Tess of the d’Urbervilles – Task Nine

“She went stealthily as a cat through this profusion of growth, gathering CUCKOO SPITTLE on her skirts, cracking snails that were underfoot, staining her hands with THISTLE MILK and slug-slime, and rubbing off upon her naked arms sticky blights which, though snow-white on the apple-tree trunks, made madder STAINS on her skin…”

  1. The language here is incredibly sensual, emphasising the S, TH and K sounds. It is a place of overflowing fertility, and this sensuality emphasises Tess’s sexual ease.
  2. Tess walks through this sexualised setting and again her white skin is “stained” by red. However, here there is no sense of shame attached to her being stained – it is entirely natural. Hardy suggests that sex in nature is natural, and only the rules of society make it something to be ashamed of.


“My life looks as if it had been wasted for want of chances! When I see what you KNOW what you have READ and SEEN and THOUGHT, I feel what a nothing I am!”

The listed verbs are all indicators of how little Tess thinks of herself, but how superior she feels Angel is: “know”, “read”, “see”, “think”: these all suggest his greater experience of the world, but despite this, he is still very childish in his emotions, unlike Tess who has matured.


“Do you know that I have UNDERGONE three quarters of this labour entirely for the sake of the fourth quarter?”

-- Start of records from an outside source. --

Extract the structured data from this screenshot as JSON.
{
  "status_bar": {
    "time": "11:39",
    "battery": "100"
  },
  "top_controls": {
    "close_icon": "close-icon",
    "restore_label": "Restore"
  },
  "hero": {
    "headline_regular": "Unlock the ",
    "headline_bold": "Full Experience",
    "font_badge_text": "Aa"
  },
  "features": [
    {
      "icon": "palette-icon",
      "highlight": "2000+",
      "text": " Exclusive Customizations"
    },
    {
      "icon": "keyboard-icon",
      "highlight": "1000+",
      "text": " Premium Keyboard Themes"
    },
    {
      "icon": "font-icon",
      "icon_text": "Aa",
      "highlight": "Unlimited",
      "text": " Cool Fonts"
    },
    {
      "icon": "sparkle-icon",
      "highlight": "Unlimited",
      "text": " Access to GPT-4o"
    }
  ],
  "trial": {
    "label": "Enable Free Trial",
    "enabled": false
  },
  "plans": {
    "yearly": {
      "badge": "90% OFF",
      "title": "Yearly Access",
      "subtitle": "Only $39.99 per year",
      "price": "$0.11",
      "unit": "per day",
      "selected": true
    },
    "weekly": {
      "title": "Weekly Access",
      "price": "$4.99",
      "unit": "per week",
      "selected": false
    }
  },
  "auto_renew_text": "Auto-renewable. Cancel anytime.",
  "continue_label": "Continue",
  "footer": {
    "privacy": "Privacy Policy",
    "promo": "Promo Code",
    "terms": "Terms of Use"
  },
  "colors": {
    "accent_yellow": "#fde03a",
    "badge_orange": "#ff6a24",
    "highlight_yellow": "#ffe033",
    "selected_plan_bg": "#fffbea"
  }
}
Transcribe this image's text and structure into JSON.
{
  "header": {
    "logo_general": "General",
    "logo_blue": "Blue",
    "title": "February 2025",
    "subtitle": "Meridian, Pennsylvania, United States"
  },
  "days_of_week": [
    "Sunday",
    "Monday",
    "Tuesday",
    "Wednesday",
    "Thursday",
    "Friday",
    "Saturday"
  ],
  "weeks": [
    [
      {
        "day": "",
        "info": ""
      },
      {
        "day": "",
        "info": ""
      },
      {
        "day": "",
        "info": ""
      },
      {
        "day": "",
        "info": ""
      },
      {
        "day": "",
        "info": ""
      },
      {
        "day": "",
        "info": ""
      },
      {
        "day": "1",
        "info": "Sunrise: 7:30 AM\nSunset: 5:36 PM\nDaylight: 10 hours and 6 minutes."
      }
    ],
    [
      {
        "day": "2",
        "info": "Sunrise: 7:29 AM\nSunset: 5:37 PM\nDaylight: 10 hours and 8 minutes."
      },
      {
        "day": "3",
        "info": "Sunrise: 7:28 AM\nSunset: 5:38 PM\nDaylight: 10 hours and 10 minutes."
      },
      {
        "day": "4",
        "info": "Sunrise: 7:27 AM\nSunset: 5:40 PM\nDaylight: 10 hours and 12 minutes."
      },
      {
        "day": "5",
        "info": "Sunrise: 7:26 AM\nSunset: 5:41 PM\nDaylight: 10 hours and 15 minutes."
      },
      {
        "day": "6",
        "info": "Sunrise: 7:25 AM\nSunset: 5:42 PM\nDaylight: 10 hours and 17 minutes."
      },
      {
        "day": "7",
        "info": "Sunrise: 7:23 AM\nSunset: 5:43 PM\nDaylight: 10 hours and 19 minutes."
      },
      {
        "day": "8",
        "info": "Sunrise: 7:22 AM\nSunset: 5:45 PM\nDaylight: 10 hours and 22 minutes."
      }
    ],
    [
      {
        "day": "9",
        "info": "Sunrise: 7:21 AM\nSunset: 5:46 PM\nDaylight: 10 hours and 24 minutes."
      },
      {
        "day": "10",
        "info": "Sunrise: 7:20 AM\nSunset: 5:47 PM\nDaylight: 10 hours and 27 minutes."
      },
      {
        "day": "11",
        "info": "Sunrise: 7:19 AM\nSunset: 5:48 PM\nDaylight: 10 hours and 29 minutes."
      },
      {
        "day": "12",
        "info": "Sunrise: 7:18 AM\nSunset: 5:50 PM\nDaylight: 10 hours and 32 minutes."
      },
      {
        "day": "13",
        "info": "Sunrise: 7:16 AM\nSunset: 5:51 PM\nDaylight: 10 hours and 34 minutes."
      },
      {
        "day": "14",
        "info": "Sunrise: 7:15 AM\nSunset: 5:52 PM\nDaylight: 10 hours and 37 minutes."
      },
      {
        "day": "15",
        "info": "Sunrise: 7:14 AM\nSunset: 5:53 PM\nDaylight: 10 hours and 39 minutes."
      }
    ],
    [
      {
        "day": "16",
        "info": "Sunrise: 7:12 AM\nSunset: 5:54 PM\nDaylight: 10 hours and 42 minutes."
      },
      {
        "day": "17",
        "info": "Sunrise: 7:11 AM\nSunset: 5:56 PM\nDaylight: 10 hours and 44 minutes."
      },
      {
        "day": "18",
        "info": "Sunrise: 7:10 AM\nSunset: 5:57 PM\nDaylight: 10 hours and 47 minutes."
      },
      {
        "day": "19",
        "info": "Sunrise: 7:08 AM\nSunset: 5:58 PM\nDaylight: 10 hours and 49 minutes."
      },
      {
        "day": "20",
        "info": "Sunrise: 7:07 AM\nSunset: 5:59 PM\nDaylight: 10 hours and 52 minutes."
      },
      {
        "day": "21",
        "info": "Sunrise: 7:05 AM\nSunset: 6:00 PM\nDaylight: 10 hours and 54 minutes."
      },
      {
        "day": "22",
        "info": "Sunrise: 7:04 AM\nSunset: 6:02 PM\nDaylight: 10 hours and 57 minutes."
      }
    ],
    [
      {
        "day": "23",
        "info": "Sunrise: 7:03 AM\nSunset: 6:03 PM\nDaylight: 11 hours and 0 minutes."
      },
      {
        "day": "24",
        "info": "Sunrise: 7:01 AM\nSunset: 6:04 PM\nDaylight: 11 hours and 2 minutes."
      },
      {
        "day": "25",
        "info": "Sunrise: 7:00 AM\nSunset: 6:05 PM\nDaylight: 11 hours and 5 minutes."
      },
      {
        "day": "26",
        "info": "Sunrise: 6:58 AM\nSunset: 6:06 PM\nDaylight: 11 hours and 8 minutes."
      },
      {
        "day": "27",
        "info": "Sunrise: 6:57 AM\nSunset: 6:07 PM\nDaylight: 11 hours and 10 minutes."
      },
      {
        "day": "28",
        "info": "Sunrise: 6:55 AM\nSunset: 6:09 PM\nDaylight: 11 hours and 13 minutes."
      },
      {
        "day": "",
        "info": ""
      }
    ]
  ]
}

Carrying the other maids is considered a “labour” by Angel; he has orchestrated the meeting with Tess. While this may be seen as romantic, can it not also be seen as predatory by Angel? Tess is isolated and cannot turn him away.


How very lovable her face was to him. Yet there was nothing ETHEREAL about it; all was real vitality, real warmth, real incarnation. PERFECT, he, as a lover, might have called them off-hand. But no — they were not PERFECT.”

Hardy stresses that Tess is not perfect, and this is what makes her beauty real – not “ethereal”, spiritual. Hardy goes to great lengths to persuade the reader that Tess is not an archetype, a stereotypical depiction of a woman – she is a real woman with faults and flaws, but she is all the more beautiful for this.